LOME, Togo (CNS) — Catholic bishops in Togo have urged prayer during Lent to restore peace in their country.

“We hope this will be a time of intense prayerfulness for our country which, for months now, has faced a deep social and political crisis. Let us ask God to rid us of the bonds hampering our common life and compromising our unity, and implore his light and wisdom for the protagonists in this dialogue,” the bishops said.

They issued their statement in mid-February as government-opposition talks opened in a bid to end six months of violent political confrontation over President Faure Gnassingbe’s efforts to retain power.

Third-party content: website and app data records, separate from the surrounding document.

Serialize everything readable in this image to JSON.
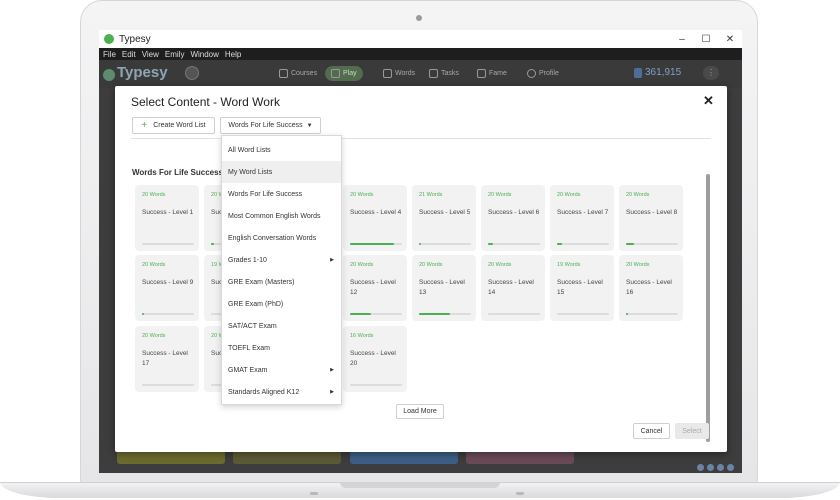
{
  "window": {
    "title": "Typesy",
    "menu": [
      "File",
      "Edit",
      "View",
      "Emily",
      "Window",
      "Help"
    ],
    "controls": [
      "–",
      "☐",
      "✕"
    ]
  },
  "app": {
    "logo": "Typesy",
    "nav": [
      {
        "label": "Courses",
        "icon": "bulb-icon"
      },
      {
        "label": "Play",
        "icon": "gamepad-icon"
      },
      {
        "label": "Words",
        "icon": "book-icon"
      },
      {
        "label": "Tasks",
        "icon": "clipboard-icon"
      },
      {
        "label": "Fame",
        "icon": "star-icon"
      },
      {
        "label": "Profile",
        "icon": "avatar-icon"
      }
    ],
    "score": "361,915",
    "more": "⋮"
  },
  "modal": {
    "title": "Select Content - Word Work",
    "close": "✕",
    "create_label": "Create Word List",
    "filter_label": "Words For Life Success",
    "section_title": "Words For Life Success",
    "load_more": "Load More",
    "cancel": "Cancel",
    "select": "Select"
  },
  "dropdown": {
    "items": [
      {
        "label": "All Word Lists",
        "submenu": false
      },
      {
        "label": "My Word Lists",
        "submenu": false
      },
      {
        "label": "Words For Life Success",
        "submenu": false
      },
      {
        "label": "Most Common English Words",
        "submenu": false
      },
      {
        "label": "English Conversation Words",
        "submenu": false
      },
      {
        "label": "Grades 1-10",
        "submenu": true
      },
      {
        "label": "GRE Exam (Masters)",
        "submenu": false
      },
      {
        "label": "GRE Exam (PhD)",
        "submenu": false
      },
      {
        "label": "SAT/ACT Exam",
        "submenu": false
      },
      {
        "label": "TOEFL Exam",
        "submenu": false
      },
      {
        "label": "GMAT Exam",
        "submenu": true
      },
      {
        "label": "Standards Aligned K12",
        "submenu": true
      }
    ],
    "hovered_index": 1
  },
  "cards": [
    {
      "count": "20 Words",
      "name": "Success - Level 1",
      "progress": 0
    },
    {
      "count": "20 W",
      "name": "Suc 2",
      "progress": 0.05
    },
    {
      "count": "20 Words",
      "name": "Success - Level 4",
      "progress": 0.85
    },
    {
      "count": "21 Words",
      "name": "Success - Level 5",
      "progress": 0.04
    },
    {
      "count": "20 Words",
      "name": "Success - Level 6",
      "progress": 0.1
    },
    {
      "count": "20 Words",
      "name": "Success - Level 7",
      "progress": 0.1
    },
    {
      "count": "20 Words",
      "name": "Success - Level 8",
      "progress": 0.15
    },
    {
      "count": "20 Words",
      "name": "Success - Level 9",
      "progress": 0.04
    },
    {
      "count": "19 W",
      "name": "Suc 10",
      "progress": 0
    },
    {
      "count": "20 Words",
      "name": "Success - Level 12",
      "progress": 0.4
    },
    {
      "count": "20 Words",
      "name": "Success - Level 13",
      "progress": 0.6
    },
    {
      "count": "20 Words",
      "name": "Success - Level 14",
      "progress": 0
    },
    {
      "count": "19 Words",
      "name": "Success - Level 15",
      "progress": 0
    },
    {
      "count": "20 Words",
      "name": "Success - Level 16",
      "progress": 0.03
    },
    {
      "count": "20 Words",
      "name": "Success - Level 17",
      "progress": 0
    },
    {
      "count": "20 W",
      "name": "Suc 18",
      "progress": 0
    },
    {
      "count": "16 Words",
      "name": "Success - Level 20",
      "progress": 0
    }
  ],
  "colors": {
    "accent": "#4caf50",
    "overlay": "#3d3d3d"
  }
}
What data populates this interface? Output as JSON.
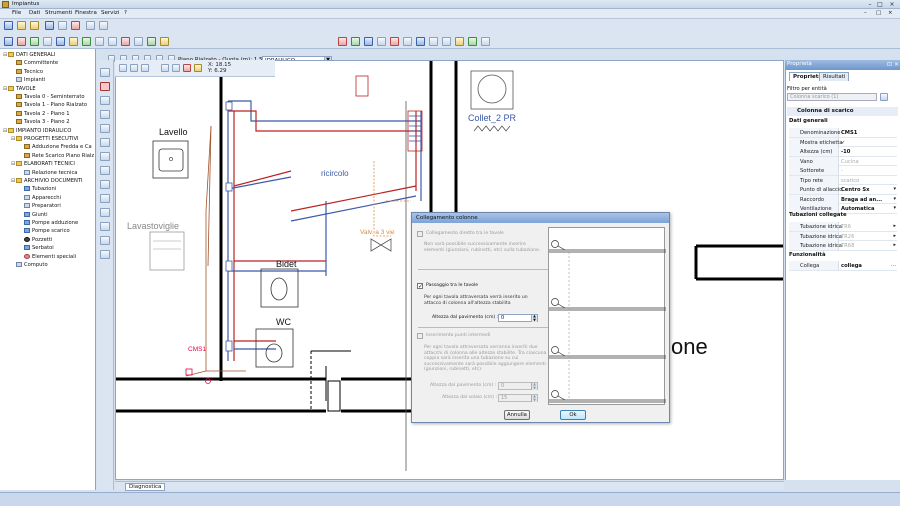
{
  "window": {
    "title": "Impiantus"
  },
  "menu": [
    "File",
    "Dati",
    "Strumenti",
    "Finestra",
    "Servizi",
    "?"
  ],
  "toolbar": {
    "plan_label": "Piano Rialzato - Quota (m): 1.50",
    "layer_value": "IDRAULICO"
  },
  "coords": {
    "x": "X: 18.15",
    "y": "Y: 6.29"
  },
  "tree": {
    "items": [
      {
        "label": "DATI GENERALI",
        "level": 0,
        "icon": "folder"
      },
      {
        "label": "Committente",
        "level": 1,
        "icon": "person"
      },
      {
        "label": "Tecnico",
        "level": 1,
        "icon": "person"
      },
      {
        "label": "Impianti",
        "level": 1,
        "icon": "document"
      },
      {
        "label": "TAVOLE",
        "level": 0,
        "icon": "folder"
      },
      {
        "label": "Tavola 0 - Seminterrato",
        "level": 1,
        "icon": "drawing"
      },
      {
        "label": "Tavola 1 - Piano Rialzato",
        "level": 1,
        "icon": "drawing"
      },
      {
        "label": "Tavola 2 - Piano 1",
        "level": 1,
        "icon": "drawing"
      },
      {
        "label": "Tavola 3 - Piano 2",
        "level": 1,
        "icon": "drawing"
      },
      {
        "label": "IMPIANTO IDRAULICO",
        "level": 0,
        "icon": "folder"
      },
      {
        "label": "PROGETTI ESECUTIVI",
        "level": 1,
        "icon": "folder"
      },
      {
        "label": "Adduzione Fredda e Ca",
        "level": 2,
        "icon": "drawing"
      },
      {
        "label": "Rete Scarico Piano Rialz",
        "level": 2,
        "icon": "drawing"
      },
      {
        "label": "ELABORATI TECNICI",
        "level": 1,
        "icon": "folder"
      },
      {
        "label": "Relazione tecnica",
        "level": 2,
        "icon": "document"
      },
      {
        "label": "ARCHIVIO DOCUMENTI",
        "level": 1,
        "icon": "folder"
      },
      {
        "label": "Tubazioni",
        "level": 2,
        "icon": "pipe"
      },
      {
        "label": "Apparecchi",
        "level": 2,
        "icon": "fixture"
      },
      {
        "label": "Preparatori",
        "level": 2,
        "icon": "fixture"
      },
      {
        "label": "Giunti",
        "level": 2,
        "icon": "fitting"
      },
      {
        "label": "Pompe adduzione",
        "level": 2,
        "icon": "pump"
      },
      {
        "label": "Pompe scarico",
        "level": 2,
        "icon": "pump"
      },
      {
        "label": "Pozzetti",
        "level": 2,
        "icon": "manhole"
      },
      {
        "label": "Serbatoi",
        "level": 2,
        "icon": "tank"
      },
      {
        "label": "Elementi speciali",
        "level": 2,
        "icon": "special"
      },
      {
        "label": "Computo",
        "level": 1,
        "icon": "document"
      }
    ]
  },
  "drawing": {
    "labels": {
      "lavello": "Lavello",
      "lavastoviglie": "Lavastoviglie",
      "bidet": "Bidet",
      "wc": "WC",
      "ricircolo": "ricircolo",
      "valv": "Valv. a 3 vie",
      "collettore": "Collet_2 PR",
      "cms": "CMS1",
      "stanza": "one"
    }
  },
  "dialog": {
    "title": "Collegamento colonne",
    "opt1": {
      "label": "Collegamento diretto tra le tavole",
      "checked": false,
      "enabled": false,
      "desc": "Non sarà possibile successivamente inserire elementi (giunzioni, rubinetti, etc) sulla tubazione."
    },
    "opt2": {
      "label": "Passaggio tra le tavole",
      "checked": true,
      "enabled": true,
      "desc": "Per ogni tavola attraversata verrà inserito un attacco di colonna all'altezza stabilita",
      "height_label": "Altezza dal pavimento (cm) :",
      "height_value": "0"
    },
    "opt3": {
      "label": "Inserimento punti intermedi",
      "checked": false,
      "enabled": false,
      "desc": "Per ogni tavola attraversata verranno inseriti due attacchi di colonna alle altezze stabilite. Tra ciascuna coppia sarà inserita una tubazione su cui successivamente sarà possibile aggiungere elementi (giunzioni, rubinetti, etc).",
      "floor_label": "Altezza dal pavimento (cm) :",
      "floor_value": "0",
      "ceiling_label": "Altezza dal solaio (cm) :",
      "ceiling_value": "15"
    },
    "cancel_label": "Annulla",
    "ok_label": "Ok"
  },
  "properties": {
    "header": "Proprietà",
    "tabs": [
      "Proprietà",
      "Risultati"
    ],
    "filter_label": "Filtro per entità",
    "filter_value": "Colonna scarico (1)",
    "entity_title": "Colonna di scarico",
    "sections": {
      "general": "Dati generali",
      "pipes": "Tubazioni collegate",
      "func": "Funzionalità"
    },
    "rows": [
      {
        "k": "Denominazione",
        "v": "CMS1",
        "dim": false
      },
      {
        "k": "Mostra etichetta",
        "v": "✓",
        "dim": false
      },
      {
        "k": "Altezza (cm)",
        "v": "-10",
        "dim": false
      },
      {
        "k": "Vano",
        "v": "Cucina",
        "dim": true
      },
      {
        "k": "Sottorete",
        "v": "-",
        "dim": true
      },
      {
        "k": "Tipo rete",
        "v": "scarico",
        "dim": true
      },
      {
        "k": "Punto di allaccio",
        "v": "Centro Sx",
        "dim": false
      },
      {
        "k": "Raccordo",
        "v": "Braga ad an...",
        "dim": false
      },
      {
        "k": "Ventilazione",
        "v": "Automatica",
        "dim": false
      }
    ],
    "pipe_rows": [
      {
        "k": "Tubazione idrica",
        "v": "TR6"
      },
      {
        "k": "Tubazione idrica",
        "v": "TR26"
      },
      {
        "k": "Tubazione idrica",
        "v": "TR68"
      }
    ],
    "func_row": {
      "k": "Collega",
      "v": "collega"
    }
  },
  "bottom": {
    "tab_label": "Diagnostica"
  }
}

“Once more, the Lord grants us grace to set out on a path of internal conversion through prayer and fasting,” the bishops said.

They said all Catholic parishes would stage a weeklong prayer cycle of “repentance and humility” and join Pope Francis in seeking the “conversion of hearts” among those responsible for Togo and other conflict-torn countries.

Demonstrators took to the streets in August to protest plans to extend the presidency of Gnassingbe, who took power in 2005 after 38 years of rule by his father.

Speaking at a Feb. 14 news conference, retired Archbishop Philippe Fanoko Kpodzro of Lome, who mediated during a 1990s political crisis, said Gnassingbe would achieve “great honor” if he ended his current term “completely, fittingly and worthily.”

“This constitution represents a true way of saving the peaceful democratic process in our country — it isn’t aimed against anyone,” the archbishop said.